Among the entries beneath this sentence, how many lines include the word "datos"? Only the number is wanted.

BEGIN Recorded data

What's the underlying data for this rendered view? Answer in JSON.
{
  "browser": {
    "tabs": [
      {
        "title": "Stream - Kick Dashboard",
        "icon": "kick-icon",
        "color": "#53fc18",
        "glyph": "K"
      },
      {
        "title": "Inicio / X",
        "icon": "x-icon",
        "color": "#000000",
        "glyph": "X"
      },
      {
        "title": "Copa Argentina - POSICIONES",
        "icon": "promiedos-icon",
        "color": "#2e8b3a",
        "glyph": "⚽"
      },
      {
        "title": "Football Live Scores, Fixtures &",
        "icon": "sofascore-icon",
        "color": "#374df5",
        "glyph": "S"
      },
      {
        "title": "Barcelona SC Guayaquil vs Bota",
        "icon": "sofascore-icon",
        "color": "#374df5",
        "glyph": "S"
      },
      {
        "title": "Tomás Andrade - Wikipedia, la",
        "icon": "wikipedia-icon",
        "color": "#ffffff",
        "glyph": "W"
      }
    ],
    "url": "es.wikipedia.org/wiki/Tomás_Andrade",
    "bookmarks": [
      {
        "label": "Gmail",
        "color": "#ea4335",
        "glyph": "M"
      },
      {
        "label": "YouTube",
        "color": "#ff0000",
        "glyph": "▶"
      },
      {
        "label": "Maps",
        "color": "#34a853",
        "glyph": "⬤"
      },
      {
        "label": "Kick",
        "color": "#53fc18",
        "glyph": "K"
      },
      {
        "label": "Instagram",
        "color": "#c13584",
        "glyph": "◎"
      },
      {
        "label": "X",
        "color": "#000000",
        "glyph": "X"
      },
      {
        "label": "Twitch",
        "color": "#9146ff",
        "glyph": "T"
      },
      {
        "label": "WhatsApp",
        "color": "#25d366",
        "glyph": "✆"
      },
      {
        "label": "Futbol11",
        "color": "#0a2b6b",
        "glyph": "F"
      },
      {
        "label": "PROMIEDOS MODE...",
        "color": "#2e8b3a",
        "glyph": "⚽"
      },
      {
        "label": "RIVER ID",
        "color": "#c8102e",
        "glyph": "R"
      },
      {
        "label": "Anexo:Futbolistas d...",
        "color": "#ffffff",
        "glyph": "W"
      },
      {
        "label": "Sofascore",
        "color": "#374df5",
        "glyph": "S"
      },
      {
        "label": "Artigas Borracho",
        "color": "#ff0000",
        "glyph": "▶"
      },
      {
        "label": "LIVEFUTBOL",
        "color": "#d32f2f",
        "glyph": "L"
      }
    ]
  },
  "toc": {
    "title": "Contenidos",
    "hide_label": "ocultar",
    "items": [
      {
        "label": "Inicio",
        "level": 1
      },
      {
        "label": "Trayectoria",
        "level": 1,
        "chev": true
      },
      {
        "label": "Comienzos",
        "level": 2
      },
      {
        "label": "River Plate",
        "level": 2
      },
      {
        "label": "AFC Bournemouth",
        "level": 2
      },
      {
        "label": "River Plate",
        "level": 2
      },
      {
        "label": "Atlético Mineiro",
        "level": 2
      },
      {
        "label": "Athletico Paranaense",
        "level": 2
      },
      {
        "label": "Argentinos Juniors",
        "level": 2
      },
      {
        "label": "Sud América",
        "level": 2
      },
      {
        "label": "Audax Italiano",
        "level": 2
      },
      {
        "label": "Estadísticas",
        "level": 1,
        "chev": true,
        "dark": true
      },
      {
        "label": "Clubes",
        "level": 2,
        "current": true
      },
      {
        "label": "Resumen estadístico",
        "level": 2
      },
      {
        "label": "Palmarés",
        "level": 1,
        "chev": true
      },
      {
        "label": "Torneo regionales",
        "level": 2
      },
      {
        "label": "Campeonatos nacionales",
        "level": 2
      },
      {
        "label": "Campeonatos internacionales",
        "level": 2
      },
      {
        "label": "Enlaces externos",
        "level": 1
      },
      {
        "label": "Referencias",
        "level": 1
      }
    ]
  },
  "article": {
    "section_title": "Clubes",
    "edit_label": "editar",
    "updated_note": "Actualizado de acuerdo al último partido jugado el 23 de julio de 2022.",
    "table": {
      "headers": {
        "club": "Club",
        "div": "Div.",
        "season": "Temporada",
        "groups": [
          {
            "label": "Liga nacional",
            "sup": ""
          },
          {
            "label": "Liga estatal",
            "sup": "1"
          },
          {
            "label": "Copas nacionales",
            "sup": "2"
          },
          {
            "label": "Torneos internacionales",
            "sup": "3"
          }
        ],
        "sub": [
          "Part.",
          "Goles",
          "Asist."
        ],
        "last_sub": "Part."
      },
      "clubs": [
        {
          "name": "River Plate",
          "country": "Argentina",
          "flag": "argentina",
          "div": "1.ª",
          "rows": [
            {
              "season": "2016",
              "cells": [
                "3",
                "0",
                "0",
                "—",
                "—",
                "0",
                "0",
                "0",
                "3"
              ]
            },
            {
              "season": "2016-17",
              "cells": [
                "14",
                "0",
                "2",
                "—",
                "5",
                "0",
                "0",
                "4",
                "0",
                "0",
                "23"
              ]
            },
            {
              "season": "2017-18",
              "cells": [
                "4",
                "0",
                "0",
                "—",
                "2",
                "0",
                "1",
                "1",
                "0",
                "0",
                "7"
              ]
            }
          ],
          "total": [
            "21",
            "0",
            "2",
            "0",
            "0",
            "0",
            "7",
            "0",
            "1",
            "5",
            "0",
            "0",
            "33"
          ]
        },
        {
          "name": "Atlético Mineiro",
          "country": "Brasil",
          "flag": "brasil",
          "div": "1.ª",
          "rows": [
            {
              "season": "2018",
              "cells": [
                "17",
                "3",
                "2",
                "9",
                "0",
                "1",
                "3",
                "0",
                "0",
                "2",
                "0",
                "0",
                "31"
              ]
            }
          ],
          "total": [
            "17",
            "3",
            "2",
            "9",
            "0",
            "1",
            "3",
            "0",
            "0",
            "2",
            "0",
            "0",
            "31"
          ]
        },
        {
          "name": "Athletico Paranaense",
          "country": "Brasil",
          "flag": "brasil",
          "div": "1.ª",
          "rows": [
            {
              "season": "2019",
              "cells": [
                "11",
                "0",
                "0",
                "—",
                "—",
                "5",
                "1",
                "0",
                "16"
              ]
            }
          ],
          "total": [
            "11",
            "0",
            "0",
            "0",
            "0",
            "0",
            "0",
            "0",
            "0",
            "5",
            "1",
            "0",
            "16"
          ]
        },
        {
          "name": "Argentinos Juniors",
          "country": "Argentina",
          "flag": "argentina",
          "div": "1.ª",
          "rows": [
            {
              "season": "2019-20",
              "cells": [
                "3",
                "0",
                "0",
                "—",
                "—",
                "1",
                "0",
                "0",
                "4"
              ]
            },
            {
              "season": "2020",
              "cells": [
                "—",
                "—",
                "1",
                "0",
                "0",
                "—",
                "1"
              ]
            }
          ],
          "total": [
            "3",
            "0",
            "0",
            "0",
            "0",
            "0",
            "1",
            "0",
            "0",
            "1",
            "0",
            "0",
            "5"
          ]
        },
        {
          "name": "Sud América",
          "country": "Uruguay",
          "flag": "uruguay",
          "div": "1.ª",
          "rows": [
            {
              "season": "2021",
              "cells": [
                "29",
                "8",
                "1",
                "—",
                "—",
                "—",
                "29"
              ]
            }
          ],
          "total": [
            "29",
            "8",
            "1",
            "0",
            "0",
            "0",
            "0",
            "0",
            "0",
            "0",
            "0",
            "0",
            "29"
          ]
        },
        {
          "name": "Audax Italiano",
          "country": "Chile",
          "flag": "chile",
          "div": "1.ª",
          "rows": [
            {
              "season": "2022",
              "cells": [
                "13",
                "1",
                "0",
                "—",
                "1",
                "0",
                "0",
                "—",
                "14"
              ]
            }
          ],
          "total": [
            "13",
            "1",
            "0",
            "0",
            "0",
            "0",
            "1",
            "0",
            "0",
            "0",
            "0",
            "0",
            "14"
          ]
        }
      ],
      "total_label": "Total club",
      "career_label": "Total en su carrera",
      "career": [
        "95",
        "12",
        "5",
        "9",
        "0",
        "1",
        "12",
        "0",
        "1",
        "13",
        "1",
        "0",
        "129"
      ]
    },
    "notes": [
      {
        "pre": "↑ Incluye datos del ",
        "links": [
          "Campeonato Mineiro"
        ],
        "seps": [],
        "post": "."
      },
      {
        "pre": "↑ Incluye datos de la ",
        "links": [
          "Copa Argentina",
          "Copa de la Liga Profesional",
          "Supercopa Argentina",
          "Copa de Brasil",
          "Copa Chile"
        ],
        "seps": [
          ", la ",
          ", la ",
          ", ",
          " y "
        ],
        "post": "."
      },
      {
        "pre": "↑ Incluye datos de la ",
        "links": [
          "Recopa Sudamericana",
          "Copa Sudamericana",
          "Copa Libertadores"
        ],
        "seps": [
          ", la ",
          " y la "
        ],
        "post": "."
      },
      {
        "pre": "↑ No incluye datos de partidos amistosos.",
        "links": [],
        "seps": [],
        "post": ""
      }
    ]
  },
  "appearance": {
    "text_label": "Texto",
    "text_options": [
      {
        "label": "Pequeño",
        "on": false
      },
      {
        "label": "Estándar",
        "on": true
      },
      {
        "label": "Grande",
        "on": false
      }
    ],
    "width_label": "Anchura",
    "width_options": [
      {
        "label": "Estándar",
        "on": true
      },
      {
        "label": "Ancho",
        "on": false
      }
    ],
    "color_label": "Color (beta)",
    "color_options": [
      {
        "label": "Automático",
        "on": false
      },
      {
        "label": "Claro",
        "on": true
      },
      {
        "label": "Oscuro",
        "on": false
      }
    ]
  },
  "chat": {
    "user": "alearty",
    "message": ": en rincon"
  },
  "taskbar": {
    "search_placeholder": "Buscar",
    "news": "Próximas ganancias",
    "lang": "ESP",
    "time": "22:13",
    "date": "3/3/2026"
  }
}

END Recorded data

_Answer below:_
4